A Gentle Introduction to Web Services With Go

When you're deciding on a technology to use for your project, it helps to have a broad understanding of your options. You may be tempted to build a web service in Go for performance reasons - but what would that code actually look like? How would it compare to languages like Ruby or JS? In this article, Ayooluwa Isaiah gives us a guided tour through the building blocks of go web services so you'll be well-informed.


The Go client for Elasticsearch: Configuration and customization

In a previous blog, we saw that the seemingly simple job of an Elasticsearch client — moving data between the calling code and the cluster — is actually quite complicated under the hood. Naturally, as much as we try to make the default behaviour of the client optimal for the majority of scenarios, there are situations where you want to configure, customize, or enable/disable certain features.


New monitoring agent in Go: Glouton

Bleemeo announces the General Availability of the new monitoring agent written in Go. This agent is the successor of the previous agent written in Python. All good aspects have been kept: Open Source, easy to deploy, and to use, available as a package for main Linux distributions: Debian/Ubuntu, CentOS/RedHat, available for Windows and available as a container.


The Go client for Elasticsearch: Introduction

The official Go client for Elasticsearch is one of the latest additions to the family of clients developed, maintained, and supported by Elastic. The initial version was published early in 2019 and has matured over the past year, gaining features such as retrying requests, discovering cluster nodes, and various helper components. We also provide comprehensive examples to facilitate using the client.


Godoc in GoCenter Tells A Go Module's Story

Using an open-source Go module from the community of other developers can be like going on a blind date. That “getting to know you” phase that can be awkward and risky. The more you know in advance, the better off you’ll be, right? When using software, having accurate and precise documentation is one of the most important aspects. Good software documentation tells the story of what a particular piece of code does and how to use it.


Datadog API client libraries now available for Java and Go

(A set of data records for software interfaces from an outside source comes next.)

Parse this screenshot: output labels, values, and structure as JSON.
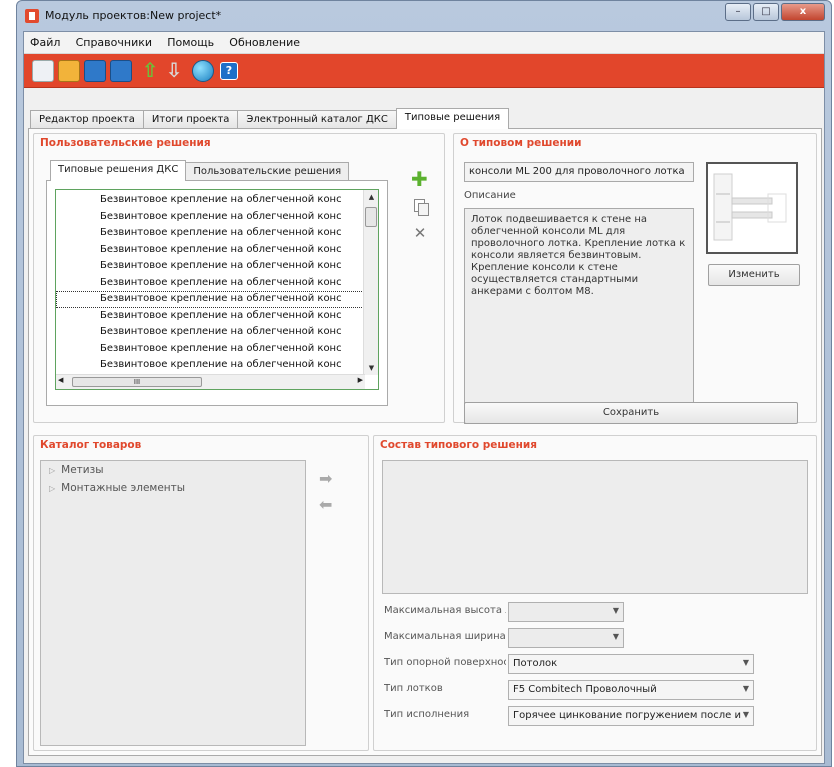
{
  "window": {
    "title": "Модуль проектов:New project*",
    "minimize": "–",
    "maximize": "□",
    "close": "x"
  },
  "menu": [
    "Файл",
    "Справочники",
    "Помощь",
    "Обновление"
  ],
  "toolbar": {
    "icons": [
      "new-project-icon",
      "open-project-icon",
      "save-icon",
      "save-as-icon",
      "upload-icon",
      "download-icon",
      "globe-icon",
      "help-icon"
    ],
    "help_glyph": "?"
  },
  "tabs": [
    "Редактор проекта",
    "Итоги проекта",
    "Электронный каталог ДКС",
    "Типовые решения"
  ],
  "active_tab": "Типовые решения",
  "user_solutions": {
    "title": "Пользовательские решения",
    "tabs": [
      "Типовые решения ДКС",
      "Пользовательские решения"
    ],
    "items": [
      "Безвинтовое крепление на облегченной конс",
      "Безвинтовое крепление на облегченной конс",
      "Безвинтовое крепление на облегченной конс",
      "Безвинтовое крепление на облегченной конс",
      "Безвинтовое крепление на облегченной конс",
      "Безвинтовое крепление на облегченной конс",
      "Безвинтовое крепление на облегченной конс",
      "Безвинтовое крепление на облегченной конс",
      "Безвинтовое крепление на облегченной конс",
      "Безвинтовое крепление на облегченной конс",
      "Безвинтовое крепление на облегченной конс"
    ],
    "selected_index": 6,
    "hscroll_grip": "III"
  },
  "about": {
    "title": "О типовом решении",
    "name_value": "консоли ML 200 для проволочного лотка",
    "desc_label": "Описание",
    "description": "Лоток подвешивается к стене на облегченной консоли ML для проволочного лотка. Крепление лотка к консоли является безвинтовым. Крепление консоли к стене осуществляется стандартными анкерами с болтом М8.",
    "change_button": "Изменить",
    "save_button": "Сохранить"
  },
  "catalog": {
    "title": "Каталог товаров",
    "items": [
      "Метизы",
      "Монтажные элементы"
    ]
  },
  "composition": {
    "title": "Состав типового решения",
    "fields": [
      {
        "label": "Максимальная высота л",
        "value": "",
        "disabled": true
      },
      {
        "label": "Максимальная ширина",
        "value": "",
        "disabled": true
      },
      {
        "label": "Тип опорной поверхнос",
        "value": "Потолок",
        "disabled": false
      },
      {
        "label": "Тип лотков",
        "value": "F5 Combitech Проволочный",
        "disabled": false
      },
      {
        "label": "Тип исполнения",
        "value": "Горячее цинкование погружением после и",
        "disabled": false
      }
    ]
  }
}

Client libraries are collections of code that make it easier for developers to write flexible and efficient applications that interface with APIs. Datadog provides client libraries so you can programmatically interact with our API to customize dashboards, search metrics, create alerts, and perform other tasks. We’re pleased to announce that we’ve developed and open-sourced two new client libraries for Java and Go in addition to our existing Ruby and Python libraries.